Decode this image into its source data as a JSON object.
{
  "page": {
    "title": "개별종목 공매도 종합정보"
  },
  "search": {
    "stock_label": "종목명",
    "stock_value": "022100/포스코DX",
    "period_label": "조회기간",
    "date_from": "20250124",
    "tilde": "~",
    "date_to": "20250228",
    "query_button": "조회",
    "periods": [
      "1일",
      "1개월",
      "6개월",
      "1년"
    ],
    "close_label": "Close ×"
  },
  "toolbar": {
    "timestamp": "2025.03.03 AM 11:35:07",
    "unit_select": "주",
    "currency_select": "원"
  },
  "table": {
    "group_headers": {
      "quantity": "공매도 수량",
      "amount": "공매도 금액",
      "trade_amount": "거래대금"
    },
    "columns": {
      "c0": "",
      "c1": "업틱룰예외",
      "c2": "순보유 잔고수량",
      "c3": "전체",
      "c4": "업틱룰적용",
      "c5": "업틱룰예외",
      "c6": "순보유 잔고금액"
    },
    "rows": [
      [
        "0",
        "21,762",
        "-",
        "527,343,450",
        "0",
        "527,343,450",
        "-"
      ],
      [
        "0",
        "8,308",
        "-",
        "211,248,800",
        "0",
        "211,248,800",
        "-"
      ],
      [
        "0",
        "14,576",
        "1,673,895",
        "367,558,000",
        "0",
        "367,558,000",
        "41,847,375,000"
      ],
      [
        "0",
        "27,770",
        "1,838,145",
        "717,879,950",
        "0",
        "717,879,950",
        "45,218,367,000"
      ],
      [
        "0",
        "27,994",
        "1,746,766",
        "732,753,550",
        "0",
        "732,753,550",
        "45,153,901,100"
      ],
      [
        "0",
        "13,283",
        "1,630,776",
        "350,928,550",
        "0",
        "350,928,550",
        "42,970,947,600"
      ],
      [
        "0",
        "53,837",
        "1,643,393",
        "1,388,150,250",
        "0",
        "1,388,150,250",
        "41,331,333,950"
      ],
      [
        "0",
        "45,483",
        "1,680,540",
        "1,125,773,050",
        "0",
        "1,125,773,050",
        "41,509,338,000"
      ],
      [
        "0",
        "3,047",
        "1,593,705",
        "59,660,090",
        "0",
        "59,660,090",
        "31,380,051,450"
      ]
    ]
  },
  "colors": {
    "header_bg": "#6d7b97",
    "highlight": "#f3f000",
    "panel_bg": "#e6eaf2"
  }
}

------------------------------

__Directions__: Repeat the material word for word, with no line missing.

__Output__:
Decode this image into its source data as a JSON object.
{
  "page": {
    "title": "개별종목 공매도 종합정보"
  },
  "search": {
    "stock_label": "종목명",
    "stock_value": "022100/포스코DX",
    "period_label": "조회기간",
    "date_from": "20250124",
    "tilde": "~",
    "date_to": "20250228",
    "query_button": "조회",
    "periods": [
      "1일",
      "1개월",
      "6개월",
      "1년"
    ],
    "close_label": "Close ×"
  },
  "toolbar": {
    "timestamp": "2025.03.03 AM 11:35:07",
    "unit_select": "주",
    "currency_select": "원"
  },
  "table": {
    "group_headers": {
      "quantity": "공매도 수량",
      "amount": "공매도 금액",
      "trade_amount": "거래대금"
    },
    "columns": {
      "c0": "",
      "c1": "업틱룰예외",
      "c2": "순보유 잔고수량",
      "c3": "전체",
      "c4": "업틱룰적용",
      "c5": "업틱룰예외",
      "c6": "순보유 잔고금액"
    },
    "rows": [
      [
        "0",
        "21,762",
        "-",
        "527,343,450",
        "0",
        "527,343,450",
        "-"
      ],
      [
        "0",
        "8,308",
        "-",
        "211,248,800",
        "0",
        "211,248,800",
        "-"
      ],
      [
        "0",
        "14,576",
        "1,673,895",
        "367,558,000",
        "0",
        "367,558,000",
        "41,847,375,000"
      ],
      [
        "0",
        "27,770",
        "1,838,145",
        "717,879,950",
        "0",
        "717,879,950",
        "45,218,367,000"
      ],
      [
        "0",
        "27,994",
        "1,746,766",
        "732,753,550",
        "0",
        "732,753,550",
        "45,153,901,100"
      ],
      [
        "0",
        "13,283",
        "1,630,776",
        "350,928,550",
        "0",
        "350,928,550",
        "42,970,947,600"
      ],
      [
        "0",
        "53,837",
        "1,643,393",
        "1,388,150,250",
        "0",
        "1,388,150,250",
        "41,331,333,950"
      ],
      [
        "0",
        "45,483",
        "1,680,540",
        "1,125,773,050",
        "0",
        "1,125,773,050",
        "41,509,338,000"
      ],
      [
        "0",
        "3,047",
        "1,593,705",
        "59,660,090",
        "0",
        "59,660,090",
        "31,380,051,450"
      ]
    ]
  },
  "colors": {
    "header_bg": "#6d7b97",
    "highlight": "#f3f000",
    "panel_bg": "#e6eaf2"
  }
}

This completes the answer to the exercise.